REQUIRED ACTION:
Once you have read the records below, report how many lines contain the word "current", and give nothing besides that number.

THE RECORDS:
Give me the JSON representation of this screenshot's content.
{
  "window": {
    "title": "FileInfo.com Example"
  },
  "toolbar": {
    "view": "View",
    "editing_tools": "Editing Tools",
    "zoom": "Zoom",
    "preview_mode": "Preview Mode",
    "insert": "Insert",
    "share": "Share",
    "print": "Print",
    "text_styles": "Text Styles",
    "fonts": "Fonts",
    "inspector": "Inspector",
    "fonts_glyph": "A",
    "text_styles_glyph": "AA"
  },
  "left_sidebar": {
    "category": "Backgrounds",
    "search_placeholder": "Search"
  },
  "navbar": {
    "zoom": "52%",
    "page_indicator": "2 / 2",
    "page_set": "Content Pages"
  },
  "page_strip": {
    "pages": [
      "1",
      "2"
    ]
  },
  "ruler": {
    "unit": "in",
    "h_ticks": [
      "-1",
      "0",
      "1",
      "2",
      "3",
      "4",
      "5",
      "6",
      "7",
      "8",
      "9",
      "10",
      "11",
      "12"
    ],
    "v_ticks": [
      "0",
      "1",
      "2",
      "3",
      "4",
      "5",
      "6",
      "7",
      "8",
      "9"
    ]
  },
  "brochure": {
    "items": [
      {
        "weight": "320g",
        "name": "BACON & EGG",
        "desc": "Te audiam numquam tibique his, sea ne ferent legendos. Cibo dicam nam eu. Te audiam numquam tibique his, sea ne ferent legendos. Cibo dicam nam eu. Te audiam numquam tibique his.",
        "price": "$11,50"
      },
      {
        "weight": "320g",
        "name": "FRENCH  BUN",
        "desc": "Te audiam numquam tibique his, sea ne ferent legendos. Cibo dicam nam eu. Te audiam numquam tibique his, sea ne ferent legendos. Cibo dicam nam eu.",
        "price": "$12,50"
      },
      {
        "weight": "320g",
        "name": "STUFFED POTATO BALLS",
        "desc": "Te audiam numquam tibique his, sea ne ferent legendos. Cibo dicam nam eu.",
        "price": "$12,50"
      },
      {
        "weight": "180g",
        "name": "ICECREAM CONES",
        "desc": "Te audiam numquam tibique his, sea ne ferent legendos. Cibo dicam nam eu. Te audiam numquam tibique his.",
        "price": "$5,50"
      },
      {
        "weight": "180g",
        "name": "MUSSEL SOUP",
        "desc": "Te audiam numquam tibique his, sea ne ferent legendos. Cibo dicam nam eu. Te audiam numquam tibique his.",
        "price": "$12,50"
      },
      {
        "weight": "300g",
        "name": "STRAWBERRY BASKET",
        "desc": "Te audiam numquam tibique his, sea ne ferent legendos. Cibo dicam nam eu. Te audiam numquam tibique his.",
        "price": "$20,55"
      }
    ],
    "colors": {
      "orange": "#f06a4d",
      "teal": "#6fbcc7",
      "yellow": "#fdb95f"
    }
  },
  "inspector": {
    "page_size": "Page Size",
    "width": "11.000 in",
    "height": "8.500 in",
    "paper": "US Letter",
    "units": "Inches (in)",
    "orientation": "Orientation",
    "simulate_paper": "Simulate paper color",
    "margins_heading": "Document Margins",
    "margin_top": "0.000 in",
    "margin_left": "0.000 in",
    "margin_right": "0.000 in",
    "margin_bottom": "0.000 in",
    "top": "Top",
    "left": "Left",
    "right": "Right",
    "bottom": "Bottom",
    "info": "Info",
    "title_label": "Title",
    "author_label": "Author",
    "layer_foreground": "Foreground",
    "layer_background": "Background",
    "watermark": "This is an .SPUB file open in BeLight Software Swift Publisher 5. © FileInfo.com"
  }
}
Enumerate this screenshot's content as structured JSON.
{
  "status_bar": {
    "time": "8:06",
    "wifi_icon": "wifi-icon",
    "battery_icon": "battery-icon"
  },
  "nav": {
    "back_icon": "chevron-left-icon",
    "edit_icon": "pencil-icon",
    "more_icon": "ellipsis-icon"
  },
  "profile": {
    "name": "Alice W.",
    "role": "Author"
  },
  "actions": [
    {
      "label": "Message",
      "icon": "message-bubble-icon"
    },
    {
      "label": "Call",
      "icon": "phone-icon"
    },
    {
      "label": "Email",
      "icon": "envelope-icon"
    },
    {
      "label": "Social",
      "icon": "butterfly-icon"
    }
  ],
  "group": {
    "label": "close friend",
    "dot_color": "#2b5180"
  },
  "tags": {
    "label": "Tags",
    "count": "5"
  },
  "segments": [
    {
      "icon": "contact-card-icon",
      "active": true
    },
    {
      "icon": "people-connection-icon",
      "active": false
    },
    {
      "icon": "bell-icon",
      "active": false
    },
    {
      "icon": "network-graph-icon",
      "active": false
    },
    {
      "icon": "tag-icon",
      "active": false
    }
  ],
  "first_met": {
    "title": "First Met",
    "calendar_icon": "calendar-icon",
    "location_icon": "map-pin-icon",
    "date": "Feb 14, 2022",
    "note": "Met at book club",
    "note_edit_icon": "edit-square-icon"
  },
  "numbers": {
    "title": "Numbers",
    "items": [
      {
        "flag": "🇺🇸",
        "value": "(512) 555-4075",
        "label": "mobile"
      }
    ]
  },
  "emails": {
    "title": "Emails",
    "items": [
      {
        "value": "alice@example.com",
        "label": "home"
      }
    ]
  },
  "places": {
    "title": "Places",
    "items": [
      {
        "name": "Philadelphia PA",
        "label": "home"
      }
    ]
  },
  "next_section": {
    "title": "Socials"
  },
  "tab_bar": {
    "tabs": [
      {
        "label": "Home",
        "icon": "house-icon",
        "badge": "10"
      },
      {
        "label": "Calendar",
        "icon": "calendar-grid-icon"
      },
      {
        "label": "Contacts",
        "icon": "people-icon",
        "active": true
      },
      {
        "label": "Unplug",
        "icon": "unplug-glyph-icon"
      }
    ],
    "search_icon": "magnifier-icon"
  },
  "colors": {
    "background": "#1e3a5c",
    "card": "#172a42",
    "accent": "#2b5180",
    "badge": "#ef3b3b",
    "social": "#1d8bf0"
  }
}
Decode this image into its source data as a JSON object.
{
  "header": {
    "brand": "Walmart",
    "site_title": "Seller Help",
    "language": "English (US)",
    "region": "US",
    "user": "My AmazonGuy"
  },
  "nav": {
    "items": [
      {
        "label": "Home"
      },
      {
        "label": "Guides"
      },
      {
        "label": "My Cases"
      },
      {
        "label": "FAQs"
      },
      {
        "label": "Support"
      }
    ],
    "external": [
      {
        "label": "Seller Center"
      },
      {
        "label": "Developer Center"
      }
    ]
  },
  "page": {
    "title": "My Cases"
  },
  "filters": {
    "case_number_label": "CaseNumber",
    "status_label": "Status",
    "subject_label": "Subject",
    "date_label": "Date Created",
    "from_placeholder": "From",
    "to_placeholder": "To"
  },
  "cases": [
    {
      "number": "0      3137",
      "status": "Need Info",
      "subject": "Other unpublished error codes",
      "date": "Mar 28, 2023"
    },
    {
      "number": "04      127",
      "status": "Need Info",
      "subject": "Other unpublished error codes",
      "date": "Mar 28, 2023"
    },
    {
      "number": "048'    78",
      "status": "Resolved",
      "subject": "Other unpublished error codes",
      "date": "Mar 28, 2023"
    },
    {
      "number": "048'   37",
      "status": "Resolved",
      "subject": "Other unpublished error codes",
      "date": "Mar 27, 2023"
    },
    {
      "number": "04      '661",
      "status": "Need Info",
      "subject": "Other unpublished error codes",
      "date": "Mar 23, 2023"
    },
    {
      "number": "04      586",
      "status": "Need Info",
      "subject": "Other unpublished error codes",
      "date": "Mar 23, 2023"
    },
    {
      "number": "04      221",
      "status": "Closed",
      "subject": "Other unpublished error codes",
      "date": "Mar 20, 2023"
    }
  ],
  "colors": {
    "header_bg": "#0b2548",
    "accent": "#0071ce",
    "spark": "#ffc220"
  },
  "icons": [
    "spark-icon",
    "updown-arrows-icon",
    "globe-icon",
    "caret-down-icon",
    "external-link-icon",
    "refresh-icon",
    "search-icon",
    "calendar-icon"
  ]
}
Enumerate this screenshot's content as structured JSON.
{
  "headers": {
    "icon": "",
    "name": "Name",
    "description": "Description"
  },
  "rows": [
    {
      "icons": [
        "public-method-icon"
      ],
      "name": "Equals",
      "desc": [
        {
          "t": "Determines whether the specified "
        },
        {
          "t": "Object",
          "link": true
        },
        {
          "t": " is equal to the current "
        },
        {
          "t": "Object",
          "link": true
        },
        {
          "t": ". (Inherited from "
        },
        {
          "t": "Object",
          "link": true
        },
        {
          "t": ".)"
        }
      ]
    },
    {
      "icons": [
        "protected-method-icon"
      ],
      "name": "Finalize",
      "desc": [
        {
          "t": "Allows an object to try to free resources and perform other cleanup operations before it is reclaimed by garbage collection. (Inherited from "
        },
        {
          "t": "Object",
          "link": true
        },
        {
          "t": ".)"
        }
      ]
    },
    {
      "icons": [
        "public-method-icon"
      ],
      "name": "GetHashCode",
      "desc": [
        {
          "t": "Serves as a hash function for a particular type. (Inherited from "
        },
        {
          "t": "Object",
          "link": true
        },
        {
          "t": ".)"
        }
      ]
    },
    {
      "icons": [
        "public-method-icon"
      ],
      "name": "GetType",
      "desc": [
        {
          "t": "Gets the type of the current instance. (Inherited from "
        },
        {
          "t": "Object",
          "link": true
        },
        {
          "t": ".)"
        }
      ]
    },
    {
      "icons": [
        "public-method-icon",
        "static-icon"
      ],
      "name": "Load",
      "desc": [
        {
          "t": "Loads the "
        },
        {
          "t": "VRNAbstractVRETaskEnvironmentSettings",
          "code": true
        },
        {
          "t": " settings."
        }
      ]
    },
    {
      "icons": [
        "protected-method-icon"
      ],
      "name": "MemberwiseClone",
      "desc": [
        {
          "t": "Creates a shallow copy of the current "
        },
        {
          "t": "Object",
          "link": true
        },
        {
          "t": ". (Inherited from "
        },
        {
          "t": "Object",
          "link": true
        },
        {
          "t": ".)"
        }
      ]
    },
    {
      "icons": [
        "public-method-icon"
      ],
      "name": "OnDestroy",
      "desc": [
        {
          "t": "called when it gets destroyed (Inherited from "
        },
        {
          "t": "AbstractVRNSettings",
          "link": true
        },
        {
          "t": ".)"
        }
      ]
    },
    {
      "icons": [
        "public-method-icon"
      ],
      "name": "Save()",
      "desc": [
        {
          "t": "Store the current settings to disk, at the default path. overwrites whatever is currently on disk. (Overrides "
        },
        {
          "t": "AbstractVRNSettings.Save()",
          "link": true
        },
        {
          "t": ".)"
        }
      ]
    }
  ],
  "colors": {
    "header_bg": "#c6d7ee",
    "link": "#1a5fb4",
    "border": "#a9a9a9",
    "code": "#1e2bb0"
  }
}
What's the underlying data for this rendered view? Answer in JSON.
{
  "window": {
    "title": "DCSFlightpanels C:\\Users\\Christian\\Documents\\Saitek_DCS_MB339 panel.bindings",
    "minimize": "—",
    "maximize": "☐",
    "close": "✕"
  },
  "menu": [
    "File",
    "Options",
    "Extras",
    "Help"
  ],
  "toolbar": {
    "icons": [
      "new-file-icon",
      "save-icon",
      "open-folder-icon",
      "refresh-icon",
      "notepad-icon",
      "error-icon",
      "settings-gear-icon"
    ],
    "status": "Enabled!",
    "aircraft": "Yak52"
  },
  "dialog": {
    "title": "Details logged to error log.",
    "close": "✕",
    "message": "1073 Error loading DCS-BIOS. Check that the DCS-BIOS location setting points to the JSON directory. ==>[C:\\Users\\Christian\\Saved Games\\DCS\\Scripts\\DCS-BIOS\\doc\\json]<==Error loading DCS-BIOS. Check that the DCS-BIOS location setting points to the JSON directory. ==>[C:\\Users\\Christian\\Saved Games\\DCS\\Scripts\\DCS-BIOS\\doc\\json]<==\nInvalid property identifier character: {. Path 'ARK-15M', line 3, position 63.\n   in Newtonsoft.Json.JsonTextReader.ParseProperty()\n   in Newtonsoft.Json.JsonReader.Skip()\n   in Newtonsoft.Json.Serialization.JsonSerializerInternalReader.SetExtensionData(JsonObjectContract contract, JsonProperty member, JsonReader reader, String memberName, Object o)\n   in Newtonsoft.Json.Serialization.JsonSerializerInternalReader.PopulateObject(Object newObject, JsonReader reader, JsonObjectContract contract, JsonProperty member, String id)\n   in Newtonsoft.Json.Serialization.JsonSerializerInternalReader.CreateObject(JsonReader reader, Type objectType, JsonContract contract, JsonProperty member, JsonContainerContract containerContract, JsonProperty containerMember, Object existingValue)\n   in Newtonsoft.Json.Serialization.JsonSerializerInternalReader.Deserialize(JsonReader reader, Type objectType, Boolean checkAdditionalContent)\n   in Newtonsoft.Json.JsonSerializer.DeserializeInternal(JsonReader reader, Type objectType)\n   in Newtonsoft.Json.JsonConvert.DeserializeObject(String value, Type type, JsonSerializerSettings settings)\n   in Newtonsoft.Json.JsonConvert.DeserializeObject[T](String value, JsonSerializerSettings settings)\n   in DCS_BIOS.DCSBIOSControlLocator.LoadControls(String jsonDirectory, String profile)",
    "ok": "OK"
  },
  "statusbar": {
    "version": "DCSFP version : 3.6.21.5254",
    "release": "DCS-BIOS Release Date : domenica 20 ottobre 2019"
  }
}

WRITTEN REPLY:
4